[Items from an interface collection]
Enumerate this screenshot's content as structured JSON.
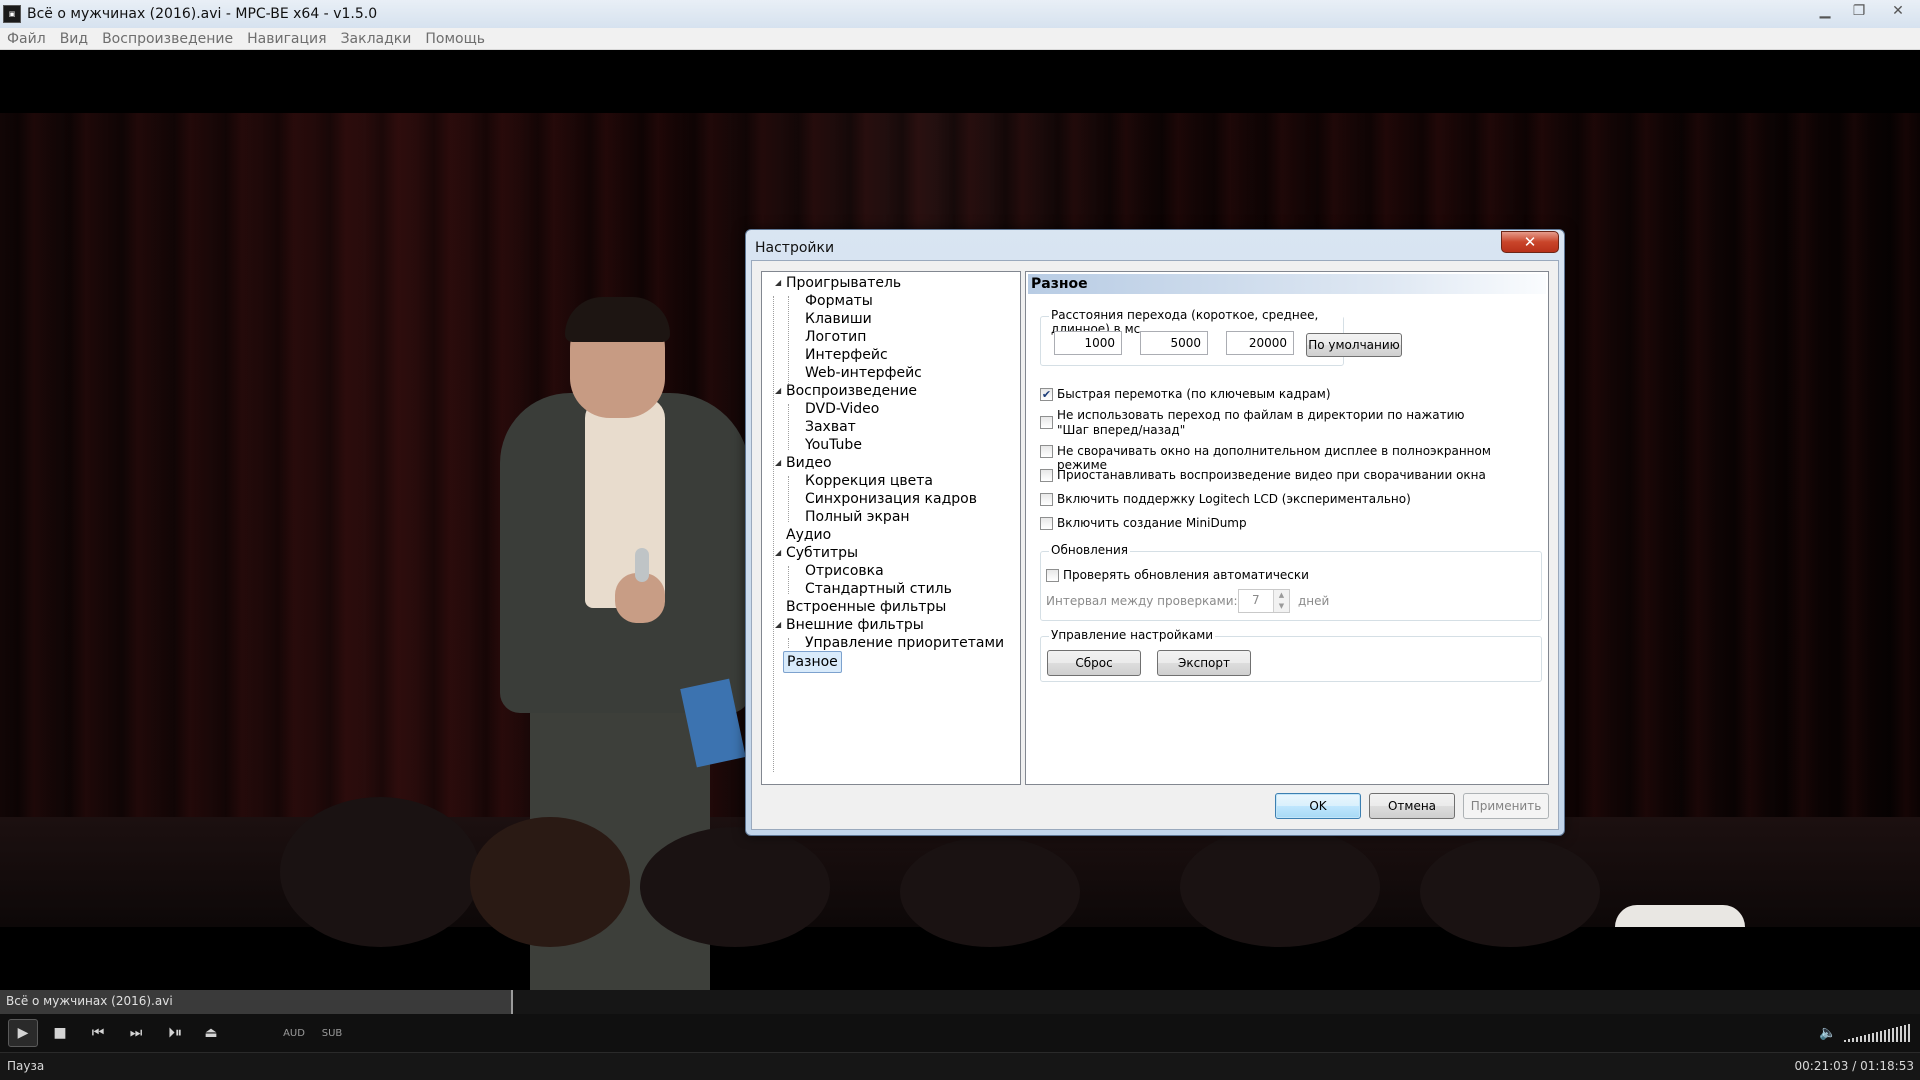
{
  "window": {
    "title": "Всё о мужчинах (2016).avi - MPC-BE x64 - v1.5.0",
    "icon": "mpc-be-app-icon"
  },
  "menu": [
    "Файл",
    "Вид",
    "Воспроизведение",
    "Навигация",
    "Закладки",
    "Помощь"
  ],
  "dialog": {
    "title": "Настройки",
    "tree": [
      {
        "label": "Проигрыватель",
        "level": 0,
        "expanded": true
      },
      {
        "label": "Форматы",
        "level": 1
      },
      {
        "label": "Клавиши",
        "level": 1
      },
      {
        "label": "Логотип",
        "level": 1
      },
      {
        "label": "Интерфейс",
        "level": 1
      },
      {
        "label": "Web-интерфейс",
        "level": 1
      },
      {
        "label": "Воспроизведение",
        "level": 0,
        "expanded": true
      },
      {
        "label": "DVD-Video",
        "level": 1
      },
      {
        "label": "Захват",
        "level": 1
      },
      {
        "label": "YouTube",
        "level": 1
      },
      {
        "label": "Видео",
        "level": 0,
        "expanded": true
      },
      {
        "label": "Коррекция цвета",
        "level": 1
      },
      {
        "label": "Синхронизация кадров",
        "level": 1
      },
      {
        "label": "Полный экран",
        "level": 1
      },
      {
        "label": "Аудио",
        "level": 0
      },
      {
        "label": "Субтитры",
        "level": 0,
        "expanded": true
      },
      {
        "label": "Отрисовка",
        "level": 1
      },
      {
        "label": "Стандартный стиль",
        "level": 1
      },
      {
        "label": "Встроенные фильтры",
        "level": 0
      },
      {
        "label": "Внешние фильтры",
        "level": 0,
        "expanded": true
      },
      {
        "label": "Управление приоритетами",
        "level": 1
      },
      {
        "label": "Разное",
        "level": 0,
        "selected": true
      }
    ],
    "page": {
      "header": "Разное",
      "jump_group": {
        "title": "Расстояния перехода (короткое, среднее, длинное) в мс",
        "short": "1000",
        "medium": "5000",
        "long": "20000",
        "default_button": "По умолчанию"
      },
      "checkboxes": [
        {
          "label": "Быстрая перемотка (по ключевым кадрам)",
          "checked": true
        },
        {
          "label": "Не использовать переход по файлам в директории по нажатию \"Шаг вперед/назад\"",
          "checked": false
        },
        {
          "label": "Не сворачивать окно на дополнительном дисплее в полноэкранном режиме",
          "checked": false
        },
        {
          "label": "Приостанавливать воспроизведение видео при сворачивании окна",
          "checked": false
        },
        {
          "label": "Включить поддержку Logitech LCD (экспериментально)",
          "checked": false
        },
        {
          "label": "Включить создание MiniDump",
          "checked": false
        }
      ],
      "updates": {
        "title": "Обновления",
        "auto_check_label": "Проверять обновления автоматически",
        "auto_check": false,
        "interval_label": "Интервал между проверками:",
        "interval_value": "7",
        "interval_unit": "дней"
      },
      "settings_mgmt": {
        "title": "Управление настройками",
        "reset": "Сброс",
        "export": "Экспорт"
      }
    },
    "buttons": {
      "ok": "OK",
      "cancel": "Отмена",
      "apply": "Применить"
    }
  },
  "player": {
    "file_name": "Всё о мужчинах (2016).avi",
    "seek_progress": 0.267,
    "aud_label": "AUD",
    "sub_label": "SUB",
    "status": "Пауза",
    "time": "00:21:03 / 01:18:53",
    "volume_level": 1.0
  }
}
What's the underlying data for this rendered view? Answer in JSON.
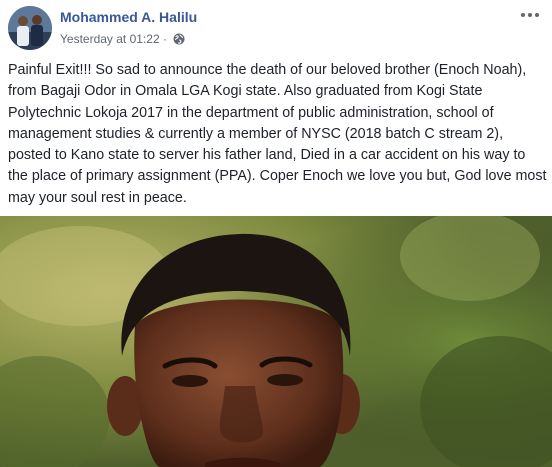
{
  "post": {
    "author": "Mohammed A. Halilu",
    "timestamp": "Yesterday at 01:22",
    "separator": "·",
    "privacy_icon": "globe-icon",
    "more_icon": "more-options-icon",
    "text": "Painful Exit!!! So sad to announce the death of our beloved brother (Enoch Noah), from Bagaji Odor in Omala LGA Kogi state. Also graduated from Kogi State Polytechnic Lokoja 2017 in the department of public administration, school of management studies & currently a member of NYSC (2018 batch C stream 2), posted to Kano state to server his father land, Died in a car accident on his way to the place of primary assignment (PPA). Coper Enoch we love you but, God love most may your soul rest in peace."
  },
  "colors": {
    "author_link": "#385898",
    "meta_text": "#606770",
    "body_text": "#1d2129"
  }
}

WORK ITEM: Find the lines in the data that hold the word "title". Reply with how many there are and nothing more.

WORKED SOLUTION: 5